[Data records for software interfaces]
[Start of Attachment]
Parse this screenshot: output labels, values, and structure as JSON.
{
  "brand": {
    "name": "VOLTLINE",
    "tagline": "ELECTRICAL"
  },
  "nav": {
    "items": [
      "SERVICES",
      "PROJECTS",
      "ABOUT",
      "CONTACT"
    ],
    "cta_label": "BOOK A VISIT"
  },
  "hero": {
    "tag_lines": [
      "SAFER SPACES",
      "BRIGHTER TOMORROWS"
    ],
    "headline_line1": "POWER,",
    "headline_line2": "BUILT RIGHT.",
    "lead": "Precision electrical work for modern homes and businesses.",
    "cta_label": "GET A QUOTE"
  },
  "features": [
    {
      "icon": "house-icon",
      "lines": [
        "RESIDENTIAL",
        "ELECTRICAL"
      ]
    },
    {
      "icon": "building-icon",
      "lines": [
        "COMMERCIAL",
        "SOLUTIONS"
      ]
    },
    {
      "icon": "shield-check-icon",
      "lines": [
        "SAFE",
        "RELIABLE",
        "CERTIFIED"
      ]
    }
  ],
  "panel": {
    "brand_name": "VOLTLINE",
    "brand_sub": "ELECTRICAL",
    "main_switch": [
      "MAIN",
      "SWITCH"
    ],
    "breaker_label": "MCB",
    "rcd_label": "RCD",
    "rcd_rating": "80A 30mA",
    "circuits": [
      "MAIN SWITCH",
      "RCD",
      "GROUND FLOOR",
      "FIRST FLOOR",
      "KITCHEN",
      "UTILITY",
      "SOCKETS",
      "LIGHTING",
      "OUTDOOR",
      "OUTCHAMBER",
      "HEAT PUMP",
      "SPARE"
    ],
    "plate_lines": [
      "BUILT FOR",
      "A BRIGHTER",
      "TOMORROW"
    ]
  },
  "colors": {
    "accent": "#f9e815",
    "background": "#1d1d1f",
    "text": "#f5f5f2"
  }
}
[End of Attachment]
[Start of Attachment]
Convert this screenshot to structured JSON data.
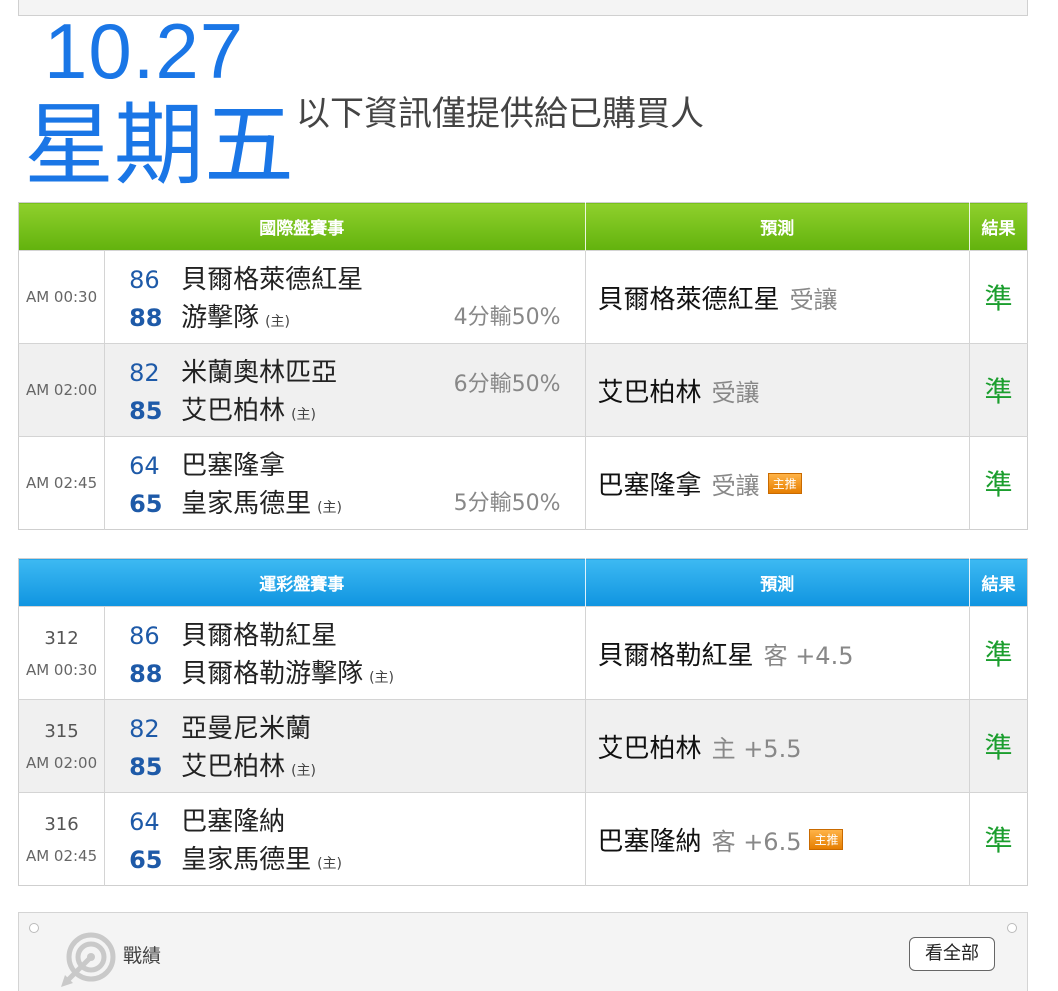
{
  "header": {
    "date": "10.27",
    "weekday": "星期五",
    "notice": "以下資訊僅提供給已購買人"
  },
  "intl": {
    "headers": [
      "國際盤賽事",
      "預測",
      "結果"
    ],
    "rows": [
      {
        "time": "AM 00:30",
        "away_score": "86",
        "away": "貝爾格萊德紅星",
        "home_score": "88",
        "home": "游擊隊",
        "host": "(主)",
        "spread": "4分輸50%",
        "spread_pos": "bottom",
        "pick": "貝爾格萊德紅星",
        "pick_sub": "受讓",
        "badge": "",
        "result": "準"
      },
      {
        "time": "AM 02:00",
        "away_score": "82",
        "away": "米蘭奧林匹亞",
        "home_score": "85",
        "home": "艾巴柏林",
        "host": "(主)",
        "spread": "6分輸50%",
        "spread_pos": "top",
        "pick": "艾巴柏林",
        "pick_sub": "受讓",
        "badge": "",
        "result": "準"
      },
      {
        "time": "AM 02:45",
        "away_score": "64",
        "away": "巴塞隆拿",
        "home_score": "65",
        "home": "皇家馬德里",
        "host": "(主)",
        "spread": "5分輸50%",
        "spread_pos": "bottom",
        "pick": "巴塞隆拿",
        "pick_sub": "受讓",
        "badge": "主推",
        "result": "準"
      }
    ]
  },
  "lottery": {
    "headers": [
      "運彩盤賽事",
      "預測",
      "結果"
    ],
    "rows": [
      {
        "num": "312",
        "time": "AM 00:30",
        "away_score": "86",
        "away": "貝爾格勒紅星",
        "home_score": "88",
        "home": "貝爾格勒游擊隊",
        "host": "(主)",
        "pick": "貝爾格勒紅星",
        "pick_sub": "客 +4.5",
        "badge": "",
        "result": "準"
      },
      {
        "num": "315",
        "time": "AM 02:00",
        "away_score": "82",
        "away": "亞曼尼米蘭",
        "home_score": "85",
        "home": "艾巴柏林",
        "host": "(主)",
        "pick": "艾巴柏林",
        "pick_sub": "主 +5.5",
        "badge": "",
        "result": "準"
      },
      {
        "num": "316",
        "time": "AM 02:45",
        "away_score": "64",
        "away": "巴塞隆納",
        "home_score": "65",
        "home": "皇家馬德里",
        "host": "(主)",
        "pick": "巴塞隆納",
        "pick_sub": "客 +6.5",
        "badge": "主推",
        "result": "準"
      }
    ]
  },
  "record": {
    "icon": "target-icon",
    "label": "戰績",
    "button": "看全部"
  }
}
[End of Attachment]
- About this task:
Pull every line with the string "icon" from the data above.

- Written response:
      "icon": "house-icon",
      "icon": "building-icon",
      "icon": "shield-check-icon",
    "icon": "target-icon",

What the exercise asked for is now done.